What the task asks: In the entries below, find the lines that contain the word "para" and copy them.

--------------------------------

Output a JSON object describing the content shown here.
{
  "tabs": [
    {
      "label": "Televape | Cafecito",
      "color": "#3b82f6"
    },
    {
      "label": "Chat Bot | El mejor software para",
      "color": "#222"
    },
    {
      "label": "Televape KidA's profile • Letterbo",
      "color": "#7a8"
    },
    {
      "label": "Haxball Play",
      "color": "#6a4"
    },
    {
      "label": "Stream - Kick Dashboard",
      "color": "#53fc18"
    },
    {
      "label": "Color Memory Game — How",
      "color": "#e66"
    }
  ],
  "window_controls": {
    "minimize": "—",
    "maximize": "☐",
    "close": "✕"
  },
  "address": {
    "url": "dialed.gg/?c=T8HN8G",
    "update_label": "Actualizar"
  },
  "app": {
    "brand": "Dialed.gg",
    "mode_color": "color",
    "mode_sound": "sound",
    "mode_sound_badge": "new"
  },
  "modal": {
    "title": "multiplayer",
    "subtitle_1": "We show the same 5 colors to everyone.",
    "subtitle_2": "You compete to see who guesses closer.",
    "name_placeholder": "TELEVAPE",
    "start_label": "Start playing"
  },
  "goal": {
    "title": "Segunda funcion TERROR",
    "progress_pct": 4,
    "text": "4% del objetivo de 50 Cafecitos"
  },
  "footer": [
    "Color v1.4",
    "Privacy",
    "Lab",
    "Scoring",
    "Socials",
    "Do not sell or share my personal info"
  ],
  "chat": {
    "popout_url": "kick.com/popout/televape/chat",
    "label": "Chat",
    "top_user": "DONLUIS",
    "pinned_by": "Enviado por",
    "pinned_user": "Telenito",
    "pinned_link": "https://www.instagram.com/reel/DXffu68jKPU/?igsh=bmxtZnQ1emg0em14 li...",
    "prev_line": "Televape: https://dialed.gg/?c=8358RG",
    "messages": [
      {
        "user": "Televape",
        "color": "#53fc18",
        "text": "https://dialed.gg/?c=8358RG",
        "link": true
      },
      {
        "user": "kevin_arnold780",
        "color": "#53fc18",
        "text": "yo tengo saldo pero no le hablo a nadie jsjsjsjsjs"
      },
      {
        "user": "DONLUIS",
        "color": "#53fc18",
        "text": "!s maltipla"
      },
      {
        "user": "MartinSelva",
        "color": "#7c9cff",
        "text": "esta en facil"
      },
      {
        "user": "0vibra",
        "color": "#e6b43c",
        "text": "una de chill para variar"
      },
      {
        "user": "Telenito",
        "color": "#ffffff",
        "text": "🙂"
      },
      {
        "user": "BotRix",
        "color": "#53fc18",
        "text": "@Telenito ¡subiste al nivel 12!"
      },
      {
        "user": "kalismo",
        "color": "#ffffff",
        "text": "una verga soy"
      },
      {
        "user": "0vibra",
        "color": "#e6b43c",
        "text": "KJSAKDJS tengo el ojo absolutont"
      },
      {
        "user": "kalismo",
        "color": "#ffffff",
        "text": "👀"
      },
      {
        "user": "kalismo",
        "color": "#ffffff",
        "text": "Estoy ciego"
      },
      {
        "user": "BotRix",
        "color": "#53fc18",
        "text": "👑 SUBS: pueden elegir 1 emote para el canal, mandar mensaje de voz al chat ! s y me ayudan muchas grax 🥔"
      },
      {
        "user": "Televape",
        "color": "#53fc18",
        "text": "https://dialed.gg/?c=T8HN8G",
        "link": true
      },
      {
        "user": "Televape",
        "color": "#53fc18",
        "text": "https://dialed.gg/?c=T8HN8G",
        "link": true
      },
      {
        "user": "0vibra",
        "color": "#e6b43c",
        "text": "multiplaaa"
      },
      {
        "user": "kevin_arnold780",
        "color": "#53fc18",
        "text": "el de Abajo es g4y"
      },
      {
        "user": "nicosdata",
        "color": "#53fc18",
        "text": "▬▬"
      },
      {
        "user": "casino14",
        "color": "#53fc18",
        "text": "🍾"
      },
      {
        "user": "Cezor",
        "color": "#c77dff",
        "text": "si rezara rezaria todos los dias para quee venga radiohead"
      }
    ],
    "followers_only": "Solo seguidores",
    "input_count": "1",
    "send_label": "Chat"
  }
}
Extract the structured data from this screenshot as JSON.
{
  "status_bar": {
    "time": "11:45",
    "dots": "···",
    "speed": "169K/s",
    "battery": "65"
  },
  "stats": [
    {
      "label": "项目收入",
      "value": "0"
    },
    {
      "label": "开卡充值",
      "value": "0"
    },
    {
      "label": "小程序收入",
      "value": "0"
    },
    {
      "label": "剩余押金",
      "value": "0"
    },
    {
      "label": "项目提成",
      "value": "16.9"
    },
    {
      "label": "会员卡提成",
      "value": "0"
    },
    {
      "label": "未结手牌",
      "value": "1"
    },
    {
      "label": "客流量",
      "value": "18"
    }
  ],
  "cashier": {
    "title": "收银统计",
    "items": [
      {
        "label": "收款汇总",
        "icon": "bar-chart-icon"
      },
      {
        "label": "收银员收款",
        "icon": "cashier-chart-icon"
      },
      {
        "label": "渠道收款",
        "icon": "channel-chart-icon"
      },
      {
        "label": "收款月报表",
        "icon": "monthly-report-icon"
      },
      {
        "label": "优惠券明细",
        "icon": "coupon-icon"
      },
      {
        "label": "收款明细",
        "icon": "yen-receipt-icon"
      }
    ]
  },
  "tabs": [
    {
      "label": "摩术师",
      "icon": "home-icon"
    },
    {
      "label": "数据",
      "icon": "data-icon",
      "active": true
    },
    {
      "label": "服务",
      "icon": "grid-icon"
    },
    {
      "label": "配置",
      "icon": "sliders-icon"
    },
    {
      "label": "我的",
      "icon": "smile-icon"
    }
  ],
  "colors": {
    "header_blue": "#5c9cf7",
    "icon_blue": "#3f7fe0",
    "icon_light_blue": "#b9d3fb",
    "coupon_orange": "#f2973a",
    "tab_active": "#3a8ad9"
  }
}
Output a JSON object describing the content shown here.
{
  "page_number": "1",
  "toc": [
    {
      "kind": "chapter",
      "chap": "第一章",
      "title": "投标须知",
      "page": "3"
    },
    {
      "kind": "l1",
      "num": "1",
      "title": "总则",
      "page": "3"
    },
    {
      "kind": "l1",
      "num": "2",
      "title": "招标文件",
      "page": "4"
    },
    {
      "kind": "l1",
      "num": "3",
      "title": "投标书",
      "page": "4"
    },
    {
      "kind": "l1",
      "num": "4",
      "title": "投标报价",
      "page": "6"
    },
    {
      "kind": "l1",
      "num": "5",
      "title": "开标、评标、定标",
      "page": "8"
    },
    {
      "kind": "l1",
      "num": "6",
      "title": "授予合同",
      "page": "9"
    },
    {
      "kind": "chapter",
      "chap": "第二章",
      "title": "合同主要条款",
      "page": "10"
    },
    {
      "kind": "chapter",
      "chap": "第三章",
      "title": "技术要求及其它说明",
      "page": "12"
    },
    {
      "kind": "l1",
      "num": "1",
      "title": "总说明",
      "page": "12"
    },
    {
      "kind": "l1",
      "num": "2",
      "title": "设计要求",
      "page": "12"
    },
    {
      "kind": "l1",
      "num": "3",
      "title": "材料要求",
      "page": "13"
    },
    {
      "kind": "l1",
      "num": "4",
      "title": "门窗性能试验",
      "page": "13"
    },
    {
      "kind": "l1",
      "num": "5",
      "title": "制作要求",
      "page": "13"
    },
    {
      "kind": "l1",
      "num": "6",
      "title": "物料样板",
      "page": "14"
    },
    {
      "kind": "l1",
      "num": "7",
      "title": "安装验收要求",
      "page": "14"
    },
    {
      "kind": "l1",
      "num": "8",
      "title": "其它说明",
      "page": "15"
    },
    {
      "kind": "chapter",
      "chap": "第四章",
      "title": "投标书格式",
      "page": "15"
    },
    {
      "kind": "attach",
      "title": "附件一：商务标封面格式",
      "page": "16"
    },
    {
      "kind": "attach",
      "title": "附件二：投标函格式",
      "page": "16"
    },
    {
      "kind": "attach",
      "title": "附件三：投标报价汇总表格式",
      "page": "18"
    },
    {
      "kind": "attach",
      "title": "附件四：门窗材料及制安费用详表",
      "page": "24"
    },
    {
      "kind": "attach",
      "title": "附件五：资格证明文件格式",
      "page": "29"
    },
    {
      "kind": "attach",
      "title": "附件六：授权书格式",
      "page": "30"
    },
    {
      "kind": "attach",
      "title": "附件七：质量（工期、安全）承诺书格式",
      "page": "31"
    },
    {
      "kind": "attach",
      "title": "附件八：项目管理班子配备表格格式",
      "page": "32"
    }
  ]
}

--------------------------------

Task response:
      "label": "Chat Bot | El mejor software para",
        "text": "una de chill para variar"
        "text": "👑 SUBS: pueden elegir 1 emote para el canal, mandar mensaje de voz al chat ! s y me ayudan muchas grax 🥔"
        "text": "si rezara rezaria todos los dias para quee venga radiohead"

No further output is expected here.